The Dow Jones Industrial Average . DJI rose 112.73 points, or 0.54 percent, to close at 20,950.1, the S&P 500 . SPX gained 19.81 points, or 0.84 percent, to 2,385.26 and the Nasdaq Composite . IXIC added 43.23 points, or 0.74 percent, to 5,900.05. The Russell 2000 index of small-cap stocks rose 1.5 percent, while financials on the S&P 500 . SPSY were the worst-performing sector. U.S. retail sales recorded their smallest gain in six months in February, setting U.S. gross domestic product on track to grow at a 0.8 percent annualized pace in the first quarter, according to the Atlanta Fed's latest forecast.

Energy stocks boosted the S&P 500 as oil prices rose for the first time in more than a week on a surprise drawdown in U.S. crude inventories.
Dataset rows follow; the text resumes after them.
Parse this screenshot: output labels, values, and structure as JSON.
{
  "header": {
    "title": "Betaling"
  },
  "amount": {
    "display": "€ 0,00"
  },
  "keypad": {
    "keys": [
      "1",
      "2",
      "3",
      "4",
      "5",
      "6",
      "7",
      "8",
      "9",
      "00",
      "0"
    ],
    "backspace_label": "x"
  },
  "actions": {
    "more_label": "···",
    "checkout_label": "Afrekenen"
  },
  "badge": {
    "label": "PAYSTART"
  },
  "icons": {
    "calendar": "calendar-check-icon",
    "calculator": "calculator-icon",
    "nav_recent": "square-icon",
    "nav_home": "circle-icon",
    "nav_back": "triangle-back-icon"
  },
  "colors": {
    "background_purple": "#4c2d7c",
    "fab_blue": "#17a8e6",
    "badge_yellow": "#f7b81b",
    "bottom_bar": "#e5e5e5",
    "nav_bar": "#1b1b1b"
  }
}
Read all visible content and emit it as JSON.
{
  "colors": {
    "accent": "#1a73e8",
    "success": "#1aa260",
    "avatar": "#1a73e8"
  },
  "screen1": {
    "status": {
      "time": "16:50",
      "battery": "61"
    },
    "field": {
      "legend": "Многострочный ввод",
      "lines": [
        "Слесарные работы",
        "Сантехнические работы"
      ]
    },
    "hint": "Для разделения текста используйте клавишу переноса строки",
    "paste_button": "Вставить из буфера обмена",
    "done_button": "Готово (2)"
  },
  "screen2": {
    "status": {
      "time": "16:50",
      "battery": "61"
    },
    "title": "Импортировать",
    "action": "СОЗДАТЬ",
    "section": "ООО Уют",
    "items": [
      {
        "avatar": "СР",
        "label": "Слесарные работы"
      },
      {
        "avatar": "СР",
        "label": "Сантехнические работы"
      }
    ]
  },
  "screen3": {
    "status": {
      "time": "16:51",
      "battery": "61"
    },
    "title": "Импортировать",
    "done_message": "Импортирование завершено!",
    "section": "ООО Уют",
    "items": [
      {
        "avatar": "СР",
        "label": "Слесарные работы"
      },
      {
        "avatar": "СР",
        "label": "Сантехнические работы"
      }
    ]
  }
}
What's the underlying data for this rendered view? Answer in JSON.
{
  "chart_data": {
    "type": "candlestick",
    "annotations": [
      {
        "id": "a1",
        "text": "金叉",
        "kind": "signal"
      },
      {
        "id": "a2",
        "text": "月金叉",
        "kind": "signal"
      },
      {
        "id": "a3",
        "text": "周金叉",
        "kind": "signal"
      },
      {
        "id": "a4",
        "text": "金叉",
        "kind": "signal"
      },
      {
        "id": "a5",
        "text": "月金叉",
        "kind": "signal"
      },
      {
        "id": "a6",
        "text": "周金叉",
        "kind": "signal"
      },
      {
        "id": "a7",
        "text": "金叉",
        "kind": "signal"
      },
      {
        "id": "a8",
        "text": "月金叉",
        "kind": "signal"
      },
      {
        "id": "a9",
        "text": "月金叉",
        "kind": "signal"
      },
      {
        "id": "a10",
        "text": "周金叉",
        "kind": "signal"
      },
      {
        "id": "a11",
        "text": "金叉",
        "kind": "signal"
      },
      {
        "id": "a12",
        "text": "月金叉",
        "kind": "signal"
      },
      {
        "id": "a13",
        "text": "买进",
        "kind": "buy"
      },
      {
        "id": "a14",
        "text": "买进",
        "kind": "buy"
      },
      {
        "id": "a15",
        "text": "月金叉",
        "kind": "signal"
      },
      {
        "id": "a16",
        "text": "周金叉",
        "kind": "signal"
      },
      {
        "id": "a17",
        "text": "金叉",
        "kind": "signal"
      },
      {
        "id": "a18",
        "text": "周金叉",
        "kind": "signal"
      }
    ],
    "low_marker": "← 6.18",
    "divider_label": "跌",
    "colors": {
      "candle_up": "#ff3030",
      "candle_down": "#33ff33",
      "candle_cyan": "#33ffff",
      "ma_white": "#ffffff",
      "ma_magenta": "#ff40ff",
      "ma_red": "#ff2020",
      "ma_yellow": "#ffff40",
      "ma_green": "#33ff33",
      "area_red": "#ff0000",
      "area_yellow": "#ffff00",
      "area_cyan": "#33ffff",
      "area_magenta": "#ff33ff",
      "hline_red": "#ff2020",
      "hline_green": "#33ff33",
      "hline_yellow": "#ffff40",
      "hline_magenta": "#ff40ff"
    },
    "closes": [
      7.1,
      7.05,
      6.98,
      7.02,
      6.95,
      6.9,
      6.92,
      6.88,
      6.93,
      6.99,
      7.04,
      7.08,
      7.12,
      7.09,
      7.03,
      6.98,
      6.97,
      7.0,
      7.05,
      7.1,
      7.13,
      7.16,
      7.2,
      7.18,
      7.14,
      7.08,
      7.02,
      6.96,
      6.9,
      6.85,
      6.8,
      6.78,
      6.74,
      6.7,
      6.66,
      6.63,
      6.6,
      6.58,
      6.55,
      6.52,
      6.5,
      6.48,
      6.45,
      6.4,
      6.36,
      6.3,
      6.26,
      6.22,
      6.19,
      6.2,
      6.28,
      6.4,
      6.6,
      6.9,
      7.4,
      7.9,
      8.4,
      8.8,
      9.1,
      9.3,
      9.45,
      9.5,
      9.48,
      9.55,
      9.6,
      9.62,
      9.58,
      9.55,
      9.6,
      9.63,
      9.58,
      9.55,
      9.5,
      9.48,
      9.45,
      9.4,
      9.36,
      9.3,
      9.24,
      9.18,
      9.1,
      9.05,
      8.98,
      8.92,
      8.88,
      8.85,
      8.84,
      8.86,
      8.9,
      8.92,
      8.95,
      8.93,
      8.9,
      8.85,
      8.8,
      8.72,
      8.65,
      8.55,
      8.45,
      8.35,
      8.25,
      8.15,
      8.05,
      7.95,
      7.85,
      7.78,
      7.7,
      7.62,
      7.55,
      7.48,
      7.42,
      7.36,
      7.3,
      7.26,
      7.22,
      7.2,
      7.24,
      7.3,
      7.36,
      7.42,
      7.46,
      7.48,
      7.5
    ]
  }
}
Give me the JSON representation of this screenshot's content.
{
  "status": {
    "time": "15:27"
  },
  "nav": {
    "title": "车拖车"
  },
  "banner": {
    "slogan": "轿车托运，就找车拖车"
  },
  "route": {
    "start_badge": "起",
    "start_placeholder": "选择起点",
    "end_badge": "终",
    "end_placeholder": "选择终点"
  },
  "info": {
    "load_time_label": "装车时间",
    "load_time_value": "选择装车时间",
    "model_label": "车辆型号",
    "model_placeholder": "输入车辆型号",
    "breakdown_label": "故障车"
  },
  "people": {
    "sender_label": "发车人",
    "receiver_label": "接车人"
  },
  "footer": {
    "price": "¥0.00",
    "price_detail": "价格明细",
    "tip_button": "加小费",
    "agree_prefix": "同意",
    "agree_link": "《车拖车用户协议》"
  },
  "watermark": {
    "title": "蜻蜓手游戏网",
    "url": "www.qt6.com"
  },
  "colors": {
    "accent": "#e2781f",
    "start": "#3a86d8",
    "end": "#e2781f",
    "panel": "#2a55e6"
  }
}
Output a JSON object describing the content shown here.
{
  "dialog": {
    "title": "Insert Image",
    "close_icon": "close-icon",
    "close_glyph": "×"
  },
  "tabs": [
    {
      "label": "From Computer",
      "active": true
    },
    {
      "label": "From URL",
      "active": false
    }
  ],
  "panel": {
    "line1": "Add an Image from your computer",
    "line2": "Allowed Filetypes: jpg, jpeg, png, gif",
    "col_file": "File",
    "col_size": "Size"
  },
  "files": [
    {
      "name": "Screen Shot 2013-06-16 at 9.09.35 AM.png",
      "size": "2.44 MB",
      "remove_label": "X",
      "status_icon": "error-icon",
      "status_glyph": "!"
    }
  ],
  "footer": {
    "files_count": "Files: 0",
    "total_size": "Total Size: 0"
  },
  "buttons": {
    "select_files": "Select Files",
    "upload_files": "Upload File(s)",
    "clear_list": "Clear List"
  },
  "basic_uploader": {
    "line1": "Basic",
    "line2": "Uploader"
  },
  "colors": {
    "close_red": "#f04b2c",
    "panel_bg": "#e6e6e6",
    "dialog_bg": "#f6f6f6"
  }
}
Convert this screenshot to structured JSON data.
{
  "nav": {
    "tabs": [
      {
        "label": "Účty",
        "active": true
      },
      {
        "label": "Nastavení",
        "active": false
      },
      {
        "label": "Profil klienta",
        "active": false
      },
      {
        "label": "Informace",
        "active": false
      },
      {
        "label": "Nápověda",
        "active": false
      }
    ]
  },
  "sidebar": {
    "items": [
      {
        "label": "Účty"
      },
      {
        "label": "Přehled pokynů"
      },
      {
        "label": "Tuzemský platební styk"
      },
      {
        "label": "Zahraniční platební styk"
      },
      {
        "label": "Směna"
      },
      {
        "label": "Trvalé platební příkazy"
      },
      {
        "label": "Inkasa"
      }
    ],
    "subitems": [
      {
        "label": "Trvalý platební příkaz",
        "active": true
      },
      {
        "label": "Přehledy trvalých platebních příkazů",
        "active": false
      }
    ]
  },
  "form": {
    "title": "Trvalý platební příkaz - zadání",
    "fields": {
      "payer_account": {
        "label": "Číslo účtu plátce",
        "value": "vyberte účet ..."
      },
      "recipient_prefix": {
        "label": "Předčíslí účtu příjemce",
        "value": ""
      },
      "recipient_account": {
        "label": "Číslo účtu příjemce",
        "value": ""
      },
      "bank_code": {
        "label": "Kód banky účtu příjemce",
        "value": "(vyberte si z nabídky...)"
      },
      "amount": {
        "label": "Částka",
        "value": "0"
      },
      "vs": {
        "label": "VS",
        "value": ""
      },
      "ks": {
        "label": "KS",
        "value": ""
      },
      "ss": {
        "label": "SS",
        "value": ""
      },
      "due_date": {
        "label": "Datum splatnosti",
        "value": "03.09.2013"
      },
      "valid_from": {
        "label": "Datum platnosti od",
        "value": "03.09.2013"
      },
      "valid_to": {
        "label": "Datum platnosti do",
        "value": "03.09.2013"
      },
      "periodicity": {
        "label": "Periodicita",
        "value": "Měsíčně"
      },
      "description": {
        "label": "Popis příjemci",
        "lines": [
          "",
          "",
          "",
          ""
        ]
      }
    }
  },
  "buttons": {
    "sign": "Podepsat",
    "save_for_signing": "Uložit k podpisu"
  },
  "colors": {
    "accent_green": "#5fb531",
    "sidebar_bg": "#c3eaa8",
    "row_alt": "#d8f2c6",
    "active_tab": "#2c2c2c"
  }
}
U.S. crude CLc1 gained 2.7 percent to $49.01 per barrel and Brent LCOc1 added 2.1 percent to $51.99. Exxon shares (XOM. N) rose 1.2 percent and Chevron (CVX. N) added 1.4 percent. Apple (AAPL. O) was up 1.1 percent at $140.46 after RBC raised its price target on the stock.